In my previous article I wrote about the possibility that at least some sightings of “monsters” may have been caused by normal animals exposed to dangerous pollution. I quoted Jon Downes – the Director of the U.K.-based Center for Fortean Zoology – who said of all this in relation to sightings of giant eels: “One theory suggests that these rare, naturally occurring, mutations may now be on the increase due to pollution. PCBs [polychlorinated biphenyls] have long been implicated in causing sterility in fish. Could they be causing the birth of much larger eunuch eels in the deep lakes of Scotland?” The inference being that the Loch Ness Monsters just might be huge, pollution-soaked eels. I’m going to expand on the matter of all this for one good reason: where there is dangerous pollution, there may be strange creatures. Or, people and animals affected by the likes of PCBs. All of this brings me to a specific part of today’s story – something that has a connection to none other than the Chupacabra of Puerto Rico.
That Puerto Rico has been the site of numerous, controversial, military testing of weird concoctions is not in doubt. Herbicide Orange – known far more notoriously as Agent Orange – is a weapon of what is called herbicidal warfare. It was used during the Vietnam War to destroy North Vietnamese crops, as well as to defoliate entire swathes of forest and jungle that the Viet-Cong used as cover. An even more destructive form of Agent Orange – called Super Agent Orange – was secretly tested in Puerto Rico, in the 1960s, by staff from both the Dugway Proving Ground and Fort Detrick, Maryland. It was perfected by out of St. Louis, Missouri. The International Journal of Epidemiology notes: “Parental exposure to Agent Orange appears to be associated with an increased risk of birth defects.” The list of defects is grim: hernias, cleft-palates, and mental problems. Then, there’s the matter of the world’s famous flying monster: the Mothman of Point Pleasant, West Virginia.
At The Clio website, there’s this: “The creature which would come to be known as the ‘Mothman’ was first reported near Point Pleasant on November 15, 1966. On that day, Linda Scarberry and three others claim to have seen the creature near an abandoned ammunition factory used by the United States Government during World War II. Scarberry described the creature as being over seven feet tall with the body of a man, bat-like wings, and piercing red eyes. Over the next year, over 100 locals reported seeing the creature which they named the ‘Mothman’ after a villain featured in a Batman comic book. Some claimed the Mothman was a mutant, spawned from the pollution from the abandoned factory.” Exemplore expands on that: “Some conspiracy theorists even believe that secret government experiments are being carried out in this location even today, which could account for sightings of the Mothman. Could Mothman be the result of accidental mutation of birds caused by polluted habitats, or perhaps even the result of experiments carried out by the government in secret?”
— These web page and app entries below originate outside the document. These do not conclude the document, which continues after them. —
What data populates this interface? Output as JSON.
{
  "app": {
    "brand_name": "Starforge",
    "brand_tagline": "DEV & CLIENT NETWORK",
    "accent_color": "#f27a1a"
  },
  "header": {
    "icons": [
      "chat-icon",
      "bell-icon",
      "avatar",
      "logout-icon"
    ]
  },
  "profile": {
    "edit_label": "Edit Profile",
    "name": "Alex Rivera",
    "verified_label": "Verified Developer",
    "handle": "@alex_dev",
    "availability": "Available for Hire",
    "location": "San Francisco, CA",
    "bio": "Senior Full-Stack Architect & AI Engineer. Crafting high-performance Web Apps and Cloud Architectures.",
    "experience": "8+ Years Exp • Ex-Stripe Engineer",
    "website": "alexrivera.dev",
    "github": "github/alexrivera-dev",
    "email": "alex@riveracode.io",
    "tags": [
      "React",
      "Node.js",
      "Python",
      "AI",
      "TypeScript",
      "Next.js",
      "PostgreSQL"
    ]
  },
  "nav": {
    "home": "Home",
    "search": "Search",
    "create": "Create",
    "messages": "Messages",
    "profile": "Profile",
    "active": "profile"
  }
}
Moving on, just a few years ago I had the good fortune to interview a man named Don. He’s a keen outdoors-man who lives in Minnesota’s Clearwater County (which is also the home of Lake Itasca) and someone who had an extraordinary encounter at the lake in March 2013. Yes, it was with a leviathan of the deep. But, no, it was not of the famous, long-necked, humpbacked variety so often reported at Loch Ness. Don’s experience involved nothing less than a huge, monstrous frog. We’re talking about a frog of around…four-feet in length. that caused Don and his dog to leave the area. Interestingly, Minnesota has a history of controversy concerning mutated frogs.
As my good friend and fellow monster-hunter Ken Gerhard said to me: “If you remember, back in 1995, there were an incredibly large number of deformed frogs that were found in a pond in southwest Minnesota. It made big, national news. It was kind of looked at as a sign of the times: there was so much pollution that man’s impact on the environment was causing these really bizarre frog mutations, where they would have extra limbs, missing limbs, weird eyes, and things like that. So, it has occurred to me over the past couple of years that, perhaps, we’re looking at something very similar here in Texas with the Chupacabra. It’is likely that one or more combinations of chemicals, biological, and physical factors are responsible for causing the malformations.” I most certainly did remember the Minnesota mutations. Such was the concern surrounding a series of bizarre, genetic and physical changes in the frog population, none other than the U.S. Government’s Department of the Interior, U.S. Geological Survey, undertook careful and concerned studies. Its staff noted at its website: “Malformed frogs first became the topic of national news in August 1995 when students at a middle school in southern Minnesota discovered one-half of all the frogs they caught in a nearby pond were malformed. Since then, malformed frogs have been reported throughout Minnesota and elsewhere in the United States and Canada.”
Perhaps, in light of all the above, we should do more investigations into Cryptozoology-driven cases that involve both pollution and strange creatures. We just may find more than a few surprises.